**TASK STATEMENT**
Please state how many lines of the data contain "Documents". The number by itself is enough.

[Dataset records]
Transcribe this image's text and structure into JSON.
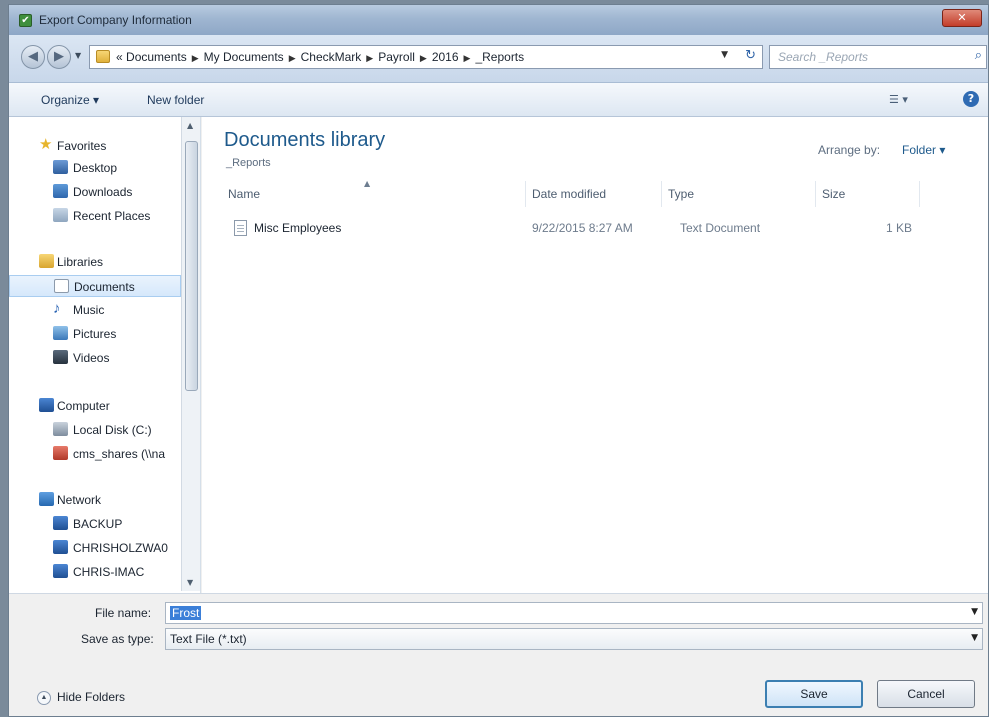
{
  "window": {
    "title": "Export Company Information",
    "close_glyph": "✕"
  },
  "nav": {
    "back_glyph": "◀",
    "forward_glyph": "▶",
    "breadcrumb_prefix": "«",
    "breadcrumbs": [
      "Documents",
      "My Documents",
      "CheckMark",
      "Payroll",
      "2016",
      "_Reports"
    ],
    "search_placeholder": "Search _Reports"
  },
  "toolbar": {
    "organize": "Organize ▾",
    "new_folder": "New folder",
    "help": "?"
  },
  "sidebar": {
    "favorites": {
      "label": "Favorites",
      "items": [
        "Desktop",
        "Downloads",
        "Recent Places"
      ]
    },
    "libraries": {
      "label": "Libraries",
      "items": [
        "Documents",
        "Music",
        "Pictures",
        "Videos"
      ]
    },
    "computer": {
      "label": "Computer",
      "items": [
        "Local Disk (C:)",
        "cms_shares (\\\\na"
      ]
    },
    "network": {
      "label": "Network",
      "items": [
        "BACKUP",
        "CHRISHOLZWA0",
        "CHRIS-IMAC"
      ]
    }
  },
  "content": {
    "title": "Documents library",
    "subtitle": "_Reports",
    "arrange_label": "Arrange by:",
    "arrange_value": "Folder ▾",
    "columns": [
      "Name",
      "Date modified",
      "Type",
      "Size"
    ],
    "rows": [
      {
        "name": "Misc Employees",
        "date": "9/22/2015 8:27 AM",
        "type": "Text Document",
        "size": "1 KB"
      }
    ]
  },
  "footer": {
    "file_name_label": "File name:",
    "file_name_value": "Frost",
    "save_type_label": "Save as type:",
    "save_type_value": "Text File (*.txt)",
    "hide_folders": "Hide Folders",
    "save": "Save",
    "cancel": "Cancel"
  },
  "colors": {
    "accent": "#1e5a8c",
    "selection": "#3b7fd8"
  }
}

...

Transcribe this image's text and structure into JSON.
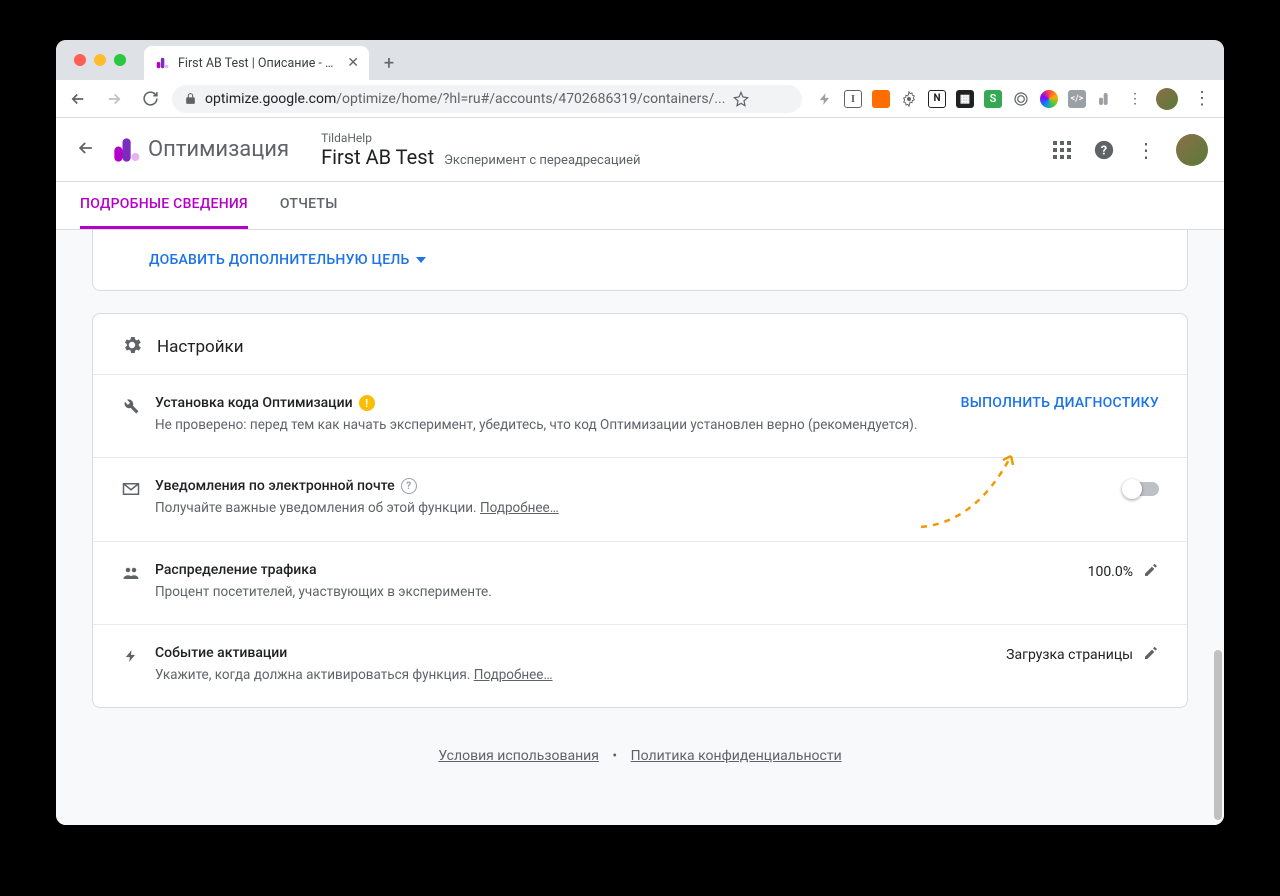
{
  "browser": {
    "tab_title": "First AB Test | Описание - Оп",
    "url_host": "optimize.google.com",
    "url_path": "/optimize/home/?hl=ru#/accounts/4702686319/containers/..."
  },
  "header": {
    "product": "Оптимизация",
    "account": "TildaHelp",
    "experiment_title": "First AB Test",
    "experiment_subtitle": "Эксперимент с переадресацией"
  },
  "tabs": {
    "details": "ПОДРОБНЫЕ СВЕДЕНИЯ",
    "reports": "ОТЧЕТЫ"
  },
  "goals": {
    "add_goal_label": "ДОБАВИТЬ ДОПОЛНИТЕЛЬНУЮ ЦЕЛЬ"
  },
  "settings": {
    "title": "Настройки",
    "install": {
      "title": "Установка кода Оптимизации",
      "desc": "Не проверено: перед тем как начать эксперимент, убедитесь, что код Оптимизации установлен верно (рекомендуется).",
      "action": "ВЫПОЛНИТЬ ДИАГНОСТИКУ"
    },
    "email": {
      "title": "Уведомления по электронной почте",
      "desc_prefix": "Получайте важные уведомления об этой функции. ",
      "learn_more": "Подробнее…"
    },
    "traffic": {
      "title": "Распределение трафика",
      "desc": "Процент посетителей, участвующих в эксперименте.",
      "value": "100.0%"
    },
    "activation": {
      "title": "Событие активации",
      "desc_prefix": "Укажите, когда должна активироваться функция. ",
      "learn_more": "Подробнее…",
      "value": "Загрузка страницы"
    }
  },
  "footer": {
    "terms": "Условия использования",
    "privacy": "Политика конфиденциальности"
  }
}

**YOUR SOLUTION**
4